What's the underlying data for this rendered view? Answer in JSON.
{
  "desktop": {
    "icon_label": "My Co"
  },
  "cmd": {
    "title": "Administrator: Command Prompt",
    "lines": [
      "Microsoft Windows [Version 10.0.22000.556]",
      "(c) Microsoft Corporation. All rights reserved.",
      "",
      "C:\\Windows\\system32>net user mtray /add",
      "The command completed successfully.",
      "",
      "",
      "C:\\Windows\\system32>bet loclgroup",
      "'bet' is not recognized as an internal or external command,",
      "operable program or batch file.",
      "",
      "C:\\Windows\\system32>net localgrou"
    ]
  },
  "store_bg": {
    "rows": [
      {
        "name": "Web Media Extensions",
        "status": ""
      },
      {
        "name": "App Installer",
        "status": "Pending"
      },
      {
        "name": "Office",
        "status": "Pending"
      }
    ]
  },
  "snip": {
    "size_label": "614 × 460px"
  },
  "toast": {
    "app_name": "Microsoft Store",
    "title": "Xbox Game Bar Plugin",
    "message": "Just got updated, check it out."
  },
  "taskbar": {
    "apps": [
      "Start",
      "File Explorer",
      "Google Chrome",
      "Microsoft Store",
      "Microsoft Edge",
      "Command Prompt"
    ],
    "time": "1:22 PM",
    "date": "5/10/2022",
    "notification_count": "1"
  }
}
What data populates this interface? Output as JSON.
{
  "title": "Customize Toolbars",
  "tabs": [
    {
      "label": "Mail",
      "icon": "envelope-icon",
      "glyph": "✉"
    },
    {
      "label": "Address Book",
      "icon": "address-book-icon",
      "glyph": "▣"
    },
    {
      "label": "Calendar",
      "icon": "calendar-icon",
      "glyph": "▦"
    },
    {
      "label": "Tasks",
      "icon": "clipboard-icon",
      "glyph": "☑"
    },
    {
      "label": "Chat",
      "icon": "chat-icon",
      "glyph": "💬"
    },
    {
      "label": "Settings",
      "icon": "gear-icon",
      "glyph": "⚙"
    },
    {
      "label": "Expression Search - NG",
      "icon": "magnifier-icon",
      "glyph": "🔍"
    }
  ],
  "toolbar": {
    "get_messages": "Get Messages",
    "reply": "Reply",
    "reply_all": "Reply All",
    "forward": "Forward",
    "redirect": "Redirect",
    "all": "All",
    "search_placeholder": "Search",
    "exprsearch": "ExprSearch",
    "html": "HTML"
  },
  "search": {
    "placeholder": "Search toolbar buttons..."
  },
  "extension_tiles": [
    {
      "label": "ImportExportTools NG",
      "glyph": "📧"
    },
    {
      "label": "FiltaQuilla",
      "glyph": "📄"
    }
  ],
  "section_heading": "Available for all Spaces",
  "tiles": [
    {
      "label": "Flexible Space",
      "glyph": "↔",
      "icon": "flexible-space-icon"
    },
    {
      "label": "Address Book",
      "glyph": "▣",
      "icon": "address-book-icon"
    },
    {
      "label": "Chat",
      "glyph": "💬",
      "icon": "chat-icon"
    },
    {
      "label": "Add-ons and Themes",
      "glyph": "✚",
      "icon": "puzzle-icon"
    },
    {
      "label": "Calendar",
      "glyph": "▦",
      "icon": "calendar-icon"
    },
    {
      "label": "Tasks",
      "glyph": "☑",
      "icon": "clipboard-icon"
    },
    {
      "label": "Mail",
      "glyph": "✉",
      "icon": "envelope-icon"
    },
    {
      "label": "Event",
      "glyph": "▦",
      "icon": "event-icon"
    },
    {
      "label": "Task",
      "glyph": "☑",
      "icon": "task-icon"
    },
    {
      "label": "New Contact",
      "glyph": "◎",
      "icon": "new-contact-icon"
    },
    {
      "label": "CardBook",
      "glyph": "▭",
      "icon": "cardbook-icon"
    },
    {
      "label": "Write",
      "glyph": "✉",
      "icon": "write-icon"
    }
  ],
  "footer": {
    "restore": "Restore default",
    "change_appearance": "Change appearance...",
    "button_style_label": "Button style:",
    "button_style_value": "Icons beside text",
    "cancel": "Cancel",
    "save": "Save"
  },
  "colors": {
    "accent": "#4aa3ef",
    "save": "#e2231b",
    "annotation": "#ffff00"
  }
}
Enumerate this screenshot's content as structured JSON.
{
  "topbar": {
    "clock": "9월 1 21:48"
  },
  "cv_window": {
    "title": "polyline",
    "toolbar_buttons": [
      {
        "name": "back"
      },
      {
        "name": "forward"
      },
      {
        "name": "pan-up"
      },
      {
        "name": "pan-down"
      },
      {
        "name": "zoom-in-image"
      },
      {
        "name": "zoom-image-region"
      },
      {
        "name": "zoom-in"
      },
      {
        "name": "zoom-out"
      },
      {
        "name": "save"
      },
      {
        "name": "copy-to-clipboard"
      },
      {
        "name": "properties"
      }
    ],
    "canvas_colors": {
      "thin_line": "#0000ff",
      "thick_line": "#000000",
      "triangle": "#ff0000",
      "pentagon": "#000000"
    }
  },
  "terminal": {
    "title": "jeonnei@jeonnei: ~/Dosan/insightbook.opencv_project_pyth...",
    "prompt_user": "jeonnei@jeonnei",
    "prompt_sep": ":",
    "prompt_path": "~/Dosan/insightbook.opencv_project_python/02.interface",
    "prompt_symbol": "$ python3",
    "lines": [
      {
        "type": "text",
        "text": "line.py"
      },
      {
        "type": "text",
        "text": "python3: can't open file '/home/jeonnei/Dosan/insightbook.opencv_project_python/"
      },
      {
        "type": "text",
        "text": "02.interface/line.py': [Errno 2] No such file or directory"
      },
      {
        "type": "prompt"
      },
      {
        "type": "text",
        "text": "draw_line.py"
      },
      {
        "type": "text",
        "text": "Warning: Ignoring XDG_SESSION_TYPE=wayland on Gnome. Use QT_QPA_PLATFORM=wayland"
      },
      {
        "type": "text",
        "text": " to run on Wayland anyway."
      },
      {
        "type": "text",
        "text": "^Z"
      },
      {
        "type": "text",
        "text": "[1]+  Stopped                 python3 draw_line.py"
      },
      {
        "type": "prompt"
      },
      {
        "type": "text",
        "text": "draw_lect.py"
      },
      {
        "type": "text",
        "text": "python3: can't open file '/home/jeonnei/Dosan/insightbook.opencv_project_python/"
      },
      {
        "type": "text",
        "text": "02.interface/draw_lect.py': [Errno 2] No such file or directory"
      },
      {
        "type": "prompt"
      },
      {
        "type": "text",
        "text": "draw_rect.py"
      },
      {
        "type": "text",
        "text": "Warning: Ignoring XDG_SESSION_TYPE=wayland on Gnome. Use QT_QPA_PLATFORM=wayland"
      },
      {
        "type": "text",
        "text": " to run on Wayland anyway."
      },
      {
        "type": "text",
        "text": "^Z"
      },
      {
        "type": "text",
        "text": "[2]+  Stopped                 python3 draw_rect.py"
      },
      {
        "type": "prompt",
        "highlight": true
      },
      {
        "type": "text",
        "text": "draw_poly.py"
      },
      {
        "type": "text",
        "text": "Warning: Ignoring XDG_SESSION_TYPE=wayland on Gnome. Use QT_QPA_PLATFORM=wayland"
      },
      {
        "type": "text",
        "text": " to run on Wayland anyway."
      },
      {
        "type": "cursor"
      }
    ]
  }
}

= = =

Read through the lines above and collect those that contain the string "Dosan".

● SOLUTION FOR THIS TASK:
    "title": "jeonnei@jeonnei: ~/Dosan/insightbook.opencv_project_pyth...",
    "prompt_path": "~/Dosan/insightbook.opencv_project_python/02.interface",
        "text": "python3: can't open file '/home/jeonnei/Dosan/insightbook.opencv_project_python/"
        "text": "python3: can't open file '/home/jeonnei/Dosan/insightbook.opencv_project_python/"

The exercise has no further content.